TASK GOAL
From the entries, copy every line that carries the string "value".

Data records for software interfaces
'''
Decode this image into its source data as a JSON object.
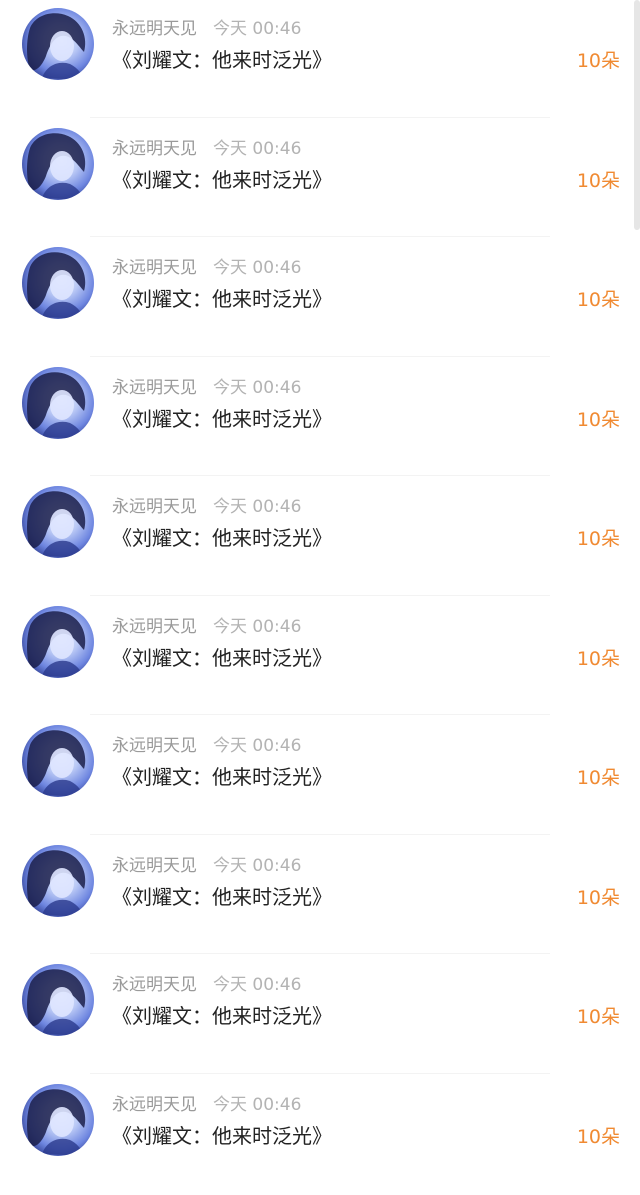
{
  "list": [
    {
      "username": "永远明天见",
      "time": "今天 00:46",
      "title": "《刘耀文：他来时泛光》",
      "amount": "10朵"
    },
    {
      "username": "永远明天见",
      "time": "今天 00:46",
      "title": "《刘耀文：他来时泛光》",
      "amount": "10朵"
    },
    {
      "username": "永远明天见",
      "time": "今天 00:46",
      "title": "《刘耀文：他来时泛光》",
      "amount": "10朵"
    },
    {
      "username": "永远明天见",
      "time": "今天 00:46",
      "title": "《刘耀文：他来时泛光》",
      "amount": "10朵"
    },
    {
      "username": "永远明天见",
      "time": "今天 00:46",
      "title": "《刘耀文：他来时泛光》",
      "amount": "10朵"
    },
    {
      "username": "永远明天见",
      "time": "今天 00:46",
      "title": "《刘耀文：他来时泛光》",
      "amount": "10朵"
    },
    {
      "username": "永远明天见",
      "time": "今天 00:46",
      "title": "《刘耀文：他来时泛光》",
      "amount": "10朵"
    },
    {
      "username": "永远明天见",
      "time": "今天 00:46",
      "title": "《刘耀文：他来时泛光》",
      "amount": "10朵"
    },
    {
      "username": "永远明天见",
      "time": "今天 00:46",
      "title": "《刘耀文：他来时泛光》",
      "amount": "10朵"
    },
    {
      "username": "永远明天见",
      "time": "今天 00:46",
      "title": "《刘耀文：他来时泛光》",
      "amount": "10朵"
    }
  ],
  "colors": {
    "accent": "#f08a32",
    "title": "#222222",
    "meta": "#9a9a9a"
  },
  "icons": {
    "avatar": "user-avatar-photo"
  }
}
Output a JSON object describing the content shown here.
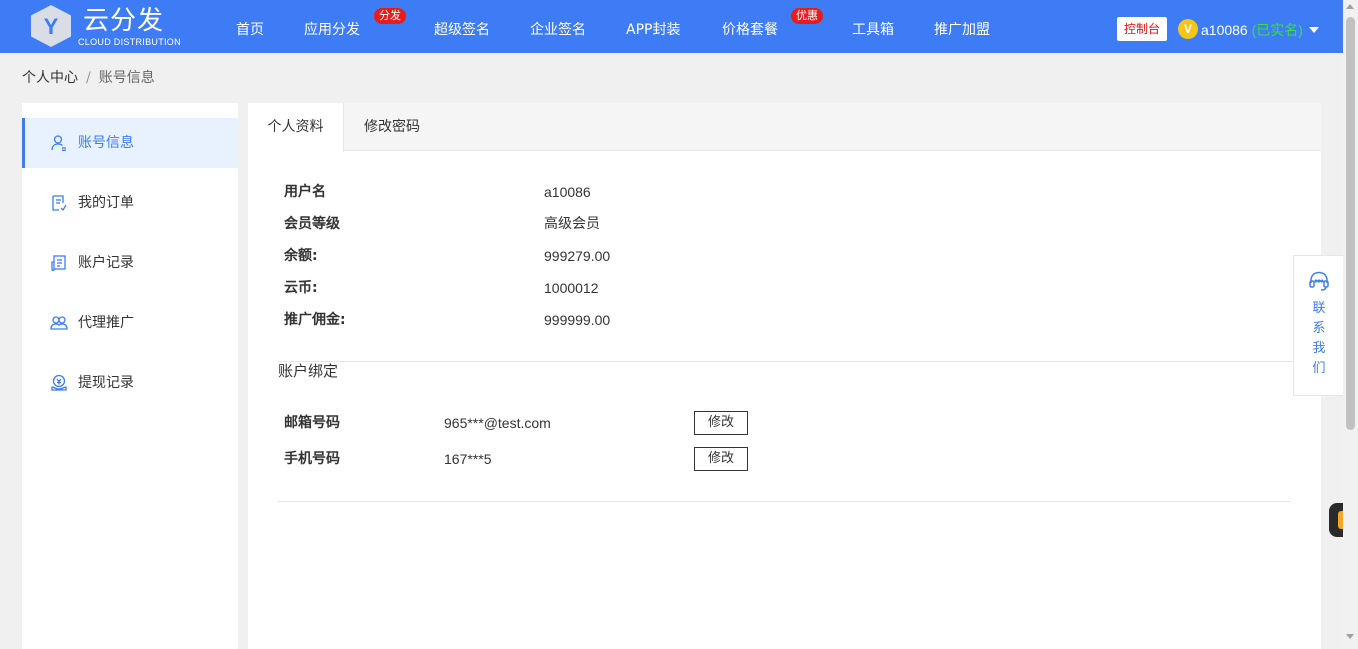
{
  "header": {
    "logo_text": "云分发",
    "logo_subtext": "CLOUD DISTRIBUTION",
    "logo_letter": "Y",
    "nav": [
      {
        "label": "首页"
      },
      {
        "label": "应用分发",
        "badge": "分发"
      },
      {
        "label": "超级签名"
      },
      {
        "label": "企业签名"
      },
      {
        "label": "APP封装"
      },
      {
        "label": "价格套餐",
        "badge": "优惠"
      },
      {
        "label": "工具箱"
      },
      {
        "label": "推广加盟"
      }
    ],
    "console_label": "控制台",
    "vip_letter": "V",
    "username": "a10086",
    "verified": "(已实名)"
  },
  "breadcrumb": {
    "root": "个人中心",
    "separator": "/",
    "current": "账号信息"
  },
  "sidebar": {
    "items": [
      {
        "label": "账号信息",
        "icon": "user-icon"
      },
      {
        "label": "我的订单",
        "icon": "order-icon"
      },
      {
        "label": "账户记录",
        "icon": "record-icon"
      },
      {
        "label": "代理推广",
        "icon": "agent-icon"
      },
      {
        "label": "提现记录",
        "icon": "withdraw-icon"
      }
    ]
  },
  "tabs": [
    {
      "label": "个人资料"
    },
    {
      "label": "修改密码"
    }
  ],
  "profile": {
    "rows": [
      {
        "label": "用户名",
        "value": "a10086"
      },
      {
        "label": "会员等级",
        "value": "高级会员"
      },
      {
        "label": "余额:",
        "value": "999279.00"
      },
      {
        "label": "云币:",
        "value": "1000012"
      },
      {
        "label": "推广佣金:",
        "value": "999999.00"
      }
    ]
  },
  "binding": {
    "title": "账户绑定",
    "rows": [
      {
        "label": "邮箱号码",
        "value": "965***@test.com",
        "button": "修改"
      },
      {
        "label": "手机号码",
        "value": "167***5",
        "button": "修改"
      }
    ]
  },
  "contact": {
    "chars": [
      "联",
      "系",
      "我",
      "们"
    ]
  },
  "colors": {
    "primary": "#3d7cf5",
    "badge": "#e81c1c",
    "verified": "#3ddc4c",
    "vip": "#f5c518"
  }
}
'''
FINAL ANSWER
        "value": "a10086"
        "value": "高级会员"
        "value": "999279.00"
        "value": "1000012"
        "value": "999999.00"
        "value": "965***@test.com",
        "value": "167***5",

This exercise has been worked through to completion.